In October 2021, a jury found William Davis, the former East Texas nurse, guilty of murdering patients during his time working at a Tyler heart hospital.

Fox has studied criminology for 15 years, focusing on psychological and developmental criminology to explain why people become offenders. She is also a professor at the University of South Florida.

“As a professor and a former FBI agent, I was constantly asked if...the major shows that people see on TV are real,” Fox said. Those questions led her to create a class on how forensics are actually handled during investigations, and people’s interest in the lectures inspired “The Lesson is Murder.”

She described what it was like to interview someone on death row, as she did with Davis.

“You don’t have a lot of time. I was given an hour,” Fox said, explaining how it can be a challenge to get people to open up. She said Davis, however, was ready to talk. “He really just wanted his story to be out there.”

Fox said another factor in a true crime interview is how to engage with someone who is known to have committed disturbing acts. “You can’t think about the crime,” she said. “You have to think about your goals.” And for Fox, those goals were “to get the truth, to get some facts.”

She also intended to bring some closure to those who knew him and couldn’t understand why he made the choices he did. Besides Davis himself, she interviewed his mother, his ex-wife and the victims’ families — people ingrained in his life and impacted by his crimes.

“The first [thing I wanted to ask him], hands down, was what in his mind made him commit these crimes,” Fox said. “Is he somebody who went on a really bad path and maybe could have been saved, or is it just one of those rare cases where there’s just no redemption?”

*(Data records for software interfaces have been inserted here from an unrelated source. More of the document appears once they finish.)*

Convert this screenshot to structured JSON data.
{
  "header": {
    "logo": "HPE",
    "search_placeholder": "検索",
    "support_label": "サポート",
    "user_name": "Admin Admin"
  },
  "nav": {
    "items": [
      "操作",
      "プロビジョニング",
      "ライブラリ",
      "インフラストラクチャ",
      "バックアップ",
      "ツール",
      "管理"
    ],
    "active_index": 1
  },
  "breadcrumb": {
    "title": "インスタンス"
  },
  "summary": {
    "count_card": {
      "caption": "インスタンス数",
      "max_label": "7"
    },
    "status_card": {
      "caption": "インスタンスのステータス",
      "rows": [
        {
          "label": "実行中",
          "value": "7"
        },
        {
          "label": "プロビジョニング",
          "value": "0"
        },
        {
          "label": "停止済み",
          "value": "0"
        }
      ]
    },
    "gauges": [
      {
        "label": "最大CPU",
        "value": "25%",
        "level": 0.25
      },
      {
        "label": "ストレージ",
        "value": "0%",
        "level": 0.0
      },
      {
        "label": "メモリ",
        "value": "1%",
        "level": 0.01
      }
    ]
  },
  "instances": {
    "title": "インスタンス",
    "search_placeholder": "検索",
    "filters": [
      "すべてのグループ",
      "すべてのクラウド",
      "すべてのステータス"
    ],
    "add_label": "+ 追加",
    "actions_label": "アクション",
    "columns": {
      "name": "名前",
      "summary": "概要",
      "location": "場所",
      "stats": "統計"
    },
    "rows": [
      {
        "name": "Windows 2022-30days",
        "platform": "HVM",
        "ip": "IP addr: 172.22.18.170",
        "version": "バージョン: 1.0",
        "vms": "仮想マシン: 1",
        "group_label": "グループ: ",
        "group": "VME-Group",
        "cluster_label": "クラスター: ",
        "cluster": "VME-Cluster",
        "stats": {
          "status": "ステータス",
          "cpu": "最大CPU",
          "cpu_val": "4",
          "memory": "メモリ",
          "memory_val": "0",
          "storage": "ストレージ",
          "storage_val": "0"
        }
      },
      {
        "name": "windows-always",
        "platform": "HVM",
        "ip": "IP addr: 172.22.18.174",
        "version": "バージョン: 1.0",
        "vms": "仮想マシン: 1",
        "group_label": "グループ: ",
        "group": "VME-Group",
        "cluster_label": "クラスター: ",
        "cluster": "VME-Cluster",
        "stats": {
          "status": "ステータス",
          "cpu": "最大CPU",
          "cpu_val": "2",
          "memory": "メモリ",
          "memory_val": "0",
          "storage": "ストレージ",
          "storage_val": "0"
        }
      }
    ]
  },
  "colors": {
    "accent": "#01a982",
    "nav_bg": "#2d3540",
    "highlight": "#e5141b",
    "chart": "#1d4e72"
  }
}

“I was surprised that Will at least showed remorse; he acted upset,” Fox said, “and we can go in to debate the validity of that. Does he really feel remorse, or is he just that good at faking it? And, maybe some other people are just bad at faking it.” Fox said her series examines these questions in more depth.

The broad goal of her work is to gather information that can contribute to preventing future crimes.

“People have to understand there’s not one profile of what makes a serial killer,” Fox said. “They don’t fit neatly in those boxes of a ‘psychopath.’ There are people walking amongst us, and you’d never think they’d be capable of these types of crimes. Or, take serial killing off the table. How about abusing their kids, or lying or stealing at work, or just doing things that are harmful to society? People are capable of these things, and so, little things matter. Finding those small aberrations and noticing them, and putting them together and putting weight into them — I’m not saying to be paranoid and walk around at all times like everyone’s bad — but when you start noticing things accumulating, it’s really important to say, ‘What can we do to help?’ or then report it to people that can help. There’s really no downside to doing this because you may be able to intervene and save, if not that person who’s maybe in crisis or struggling, you could save whoever they may be harming.”

A new TV series revisits the case of a Tyler hospital serial killer, William Davis.